In every production I'm working on I'll have many software instruments. I'll also have a lot of vocal tracks with different plugins. In other words, my Logic sessions are big and clunky and it usually takes a toll on my computer.
Here's my trick. Not only will I bounce down all my midi and software instruments to audio but first, I will freeze them and hide them. This allows me to keep the software instrument as a backup in case I need to make and changes.
The problem when you bounce down to audio completely, is you cannot make any more changes to the software instruments. That's because there's no more software, it's just audio! This is why I keep a hidden and frozen track in the back end.

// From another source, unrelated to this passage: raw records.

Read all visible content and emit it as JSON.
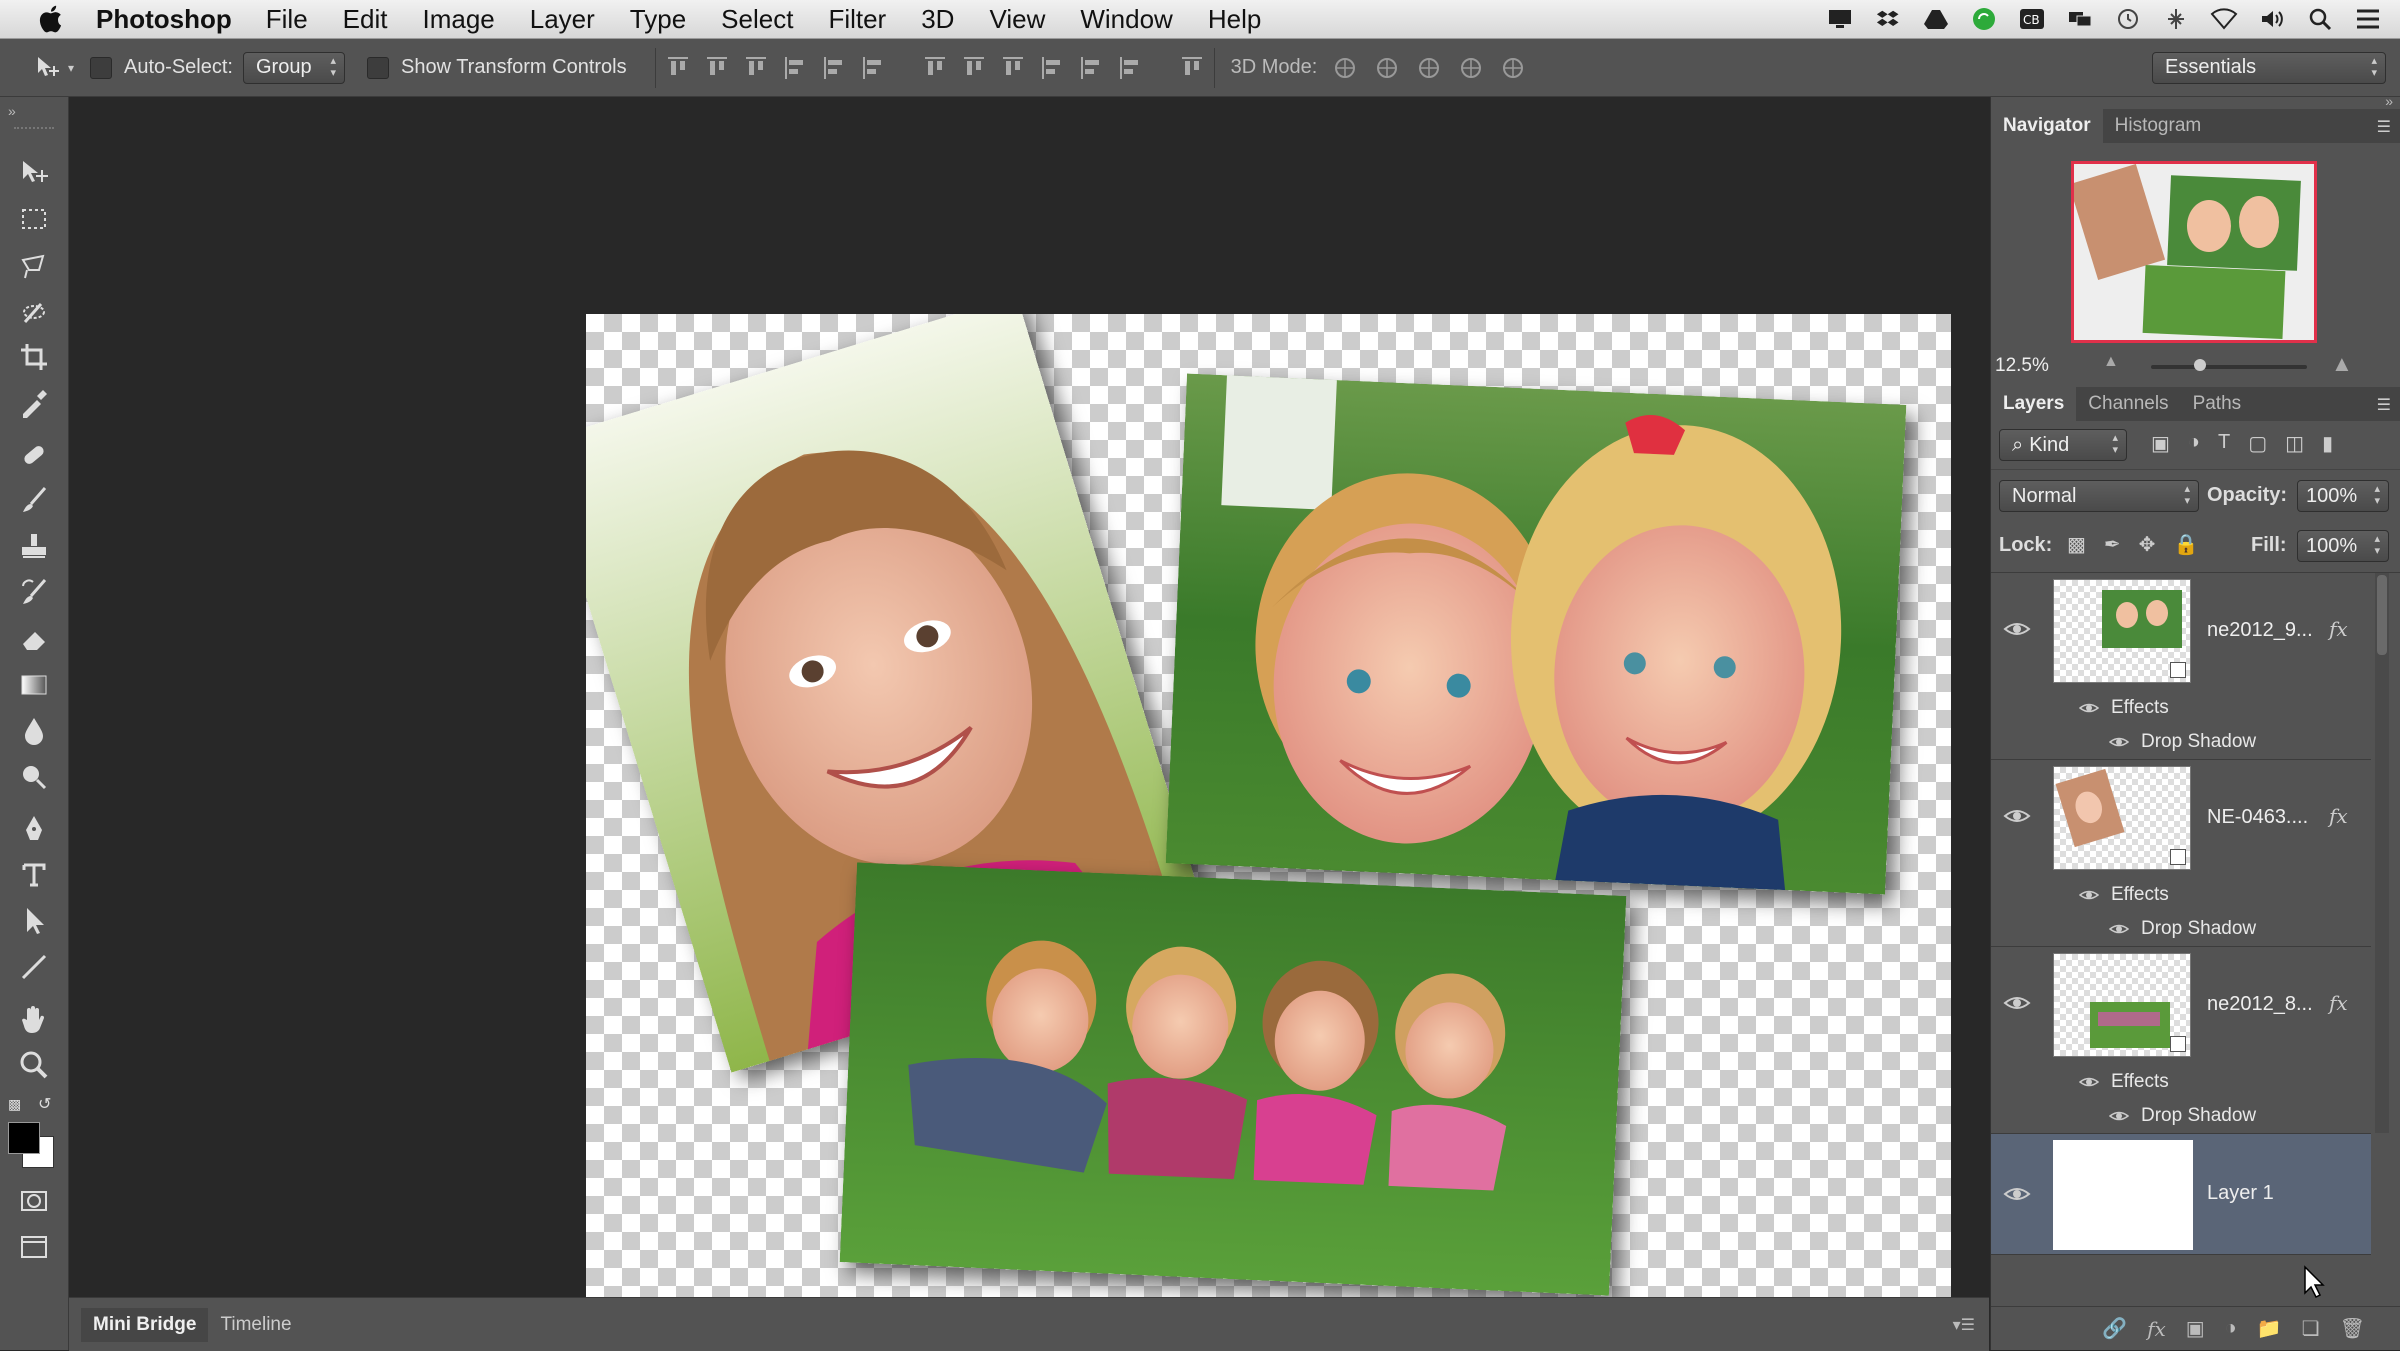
{
  "menubar": {
    "app_name": "Photoshop",
    "items": [
      "File",
      "Edit",
      "Image",
      "Layer",
      "Type",
      "Select",
      "Filter",
      "3D",
      "View",
      "Window",
      "Help"
    ]
  },
  "options": {
    "auto_select_label": "Auto-Select:",
    "auto_select_value": "Group",
    "show_transform_label": "Show Transform Controls",
    "mode_3d_label": "3D Mode:",
    "workspace_value": "Essentials"
  },
  "navigator": {
    "tabs": [
      "Navigator",
      "Histogram"
    ],
    "zoom": "12.5%"
  },
  "layers_panel": {
    "tabs": [
      "Layers",
      "Channels",
      "Paths"
    ],
    "filter_kind": "Kind",
    "blend_mode": "Normal",
    "opacity_label": "Opacity:",
    "opacity_value": "100%",
    "lock_label": "Lock:",
    "fill_label": "Fill:",
    "fill_value": "100%",
    "layers": [
      {
        "name": "ne2012_9...",
        "fx": "fx",
        "effects_label": "Effects",
        "effect": "Drop Shadow"
      },
      {
        "name": "NE-0463....",
        "fx": "fx",
        "effects_label": "Effects",
        "effect": "Drop Shadow"
      },
      {
        "name": "ne2012_8...",
        "fx": "fx",
        "effects_label": "Effects",
        "effect": "Drop Shadow"
      },
      {
        "name": "Layer 1"
      }
    ]
  },
  "bottom_tabs": [
    "Mini Bridge",
    "Timeline"
  ],
  "colors": {
    "selected_layer": "#5a6577",
    "panel_bg": "#535353",
    "canvas_bg": "#282828"
  }
}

It's not clogging up and space for the computer to run and it's visibly hidden from my perspective so I can work without even know it's there. Here is a great YouTube shorts video of me doing this on a vocal comp that I'm mixing.
Final Thoughts On Freezing Tracks In Logic Pro
Freezing tracks should be a tool you use in almost every Logic production. This is going to save you many future headaches. It's also important to ask yourself first before freezing, should I bounce this down to audio or freeze? Or maybe both.
When you're producing, you should consider what is happening in your projects. Your goal should be to get your tracks down to audio. I'd love to help you on your music journey to become not only a better producer but a better songwriter too. I suggest you get my free 6 pillars on learning Logic Pro faster.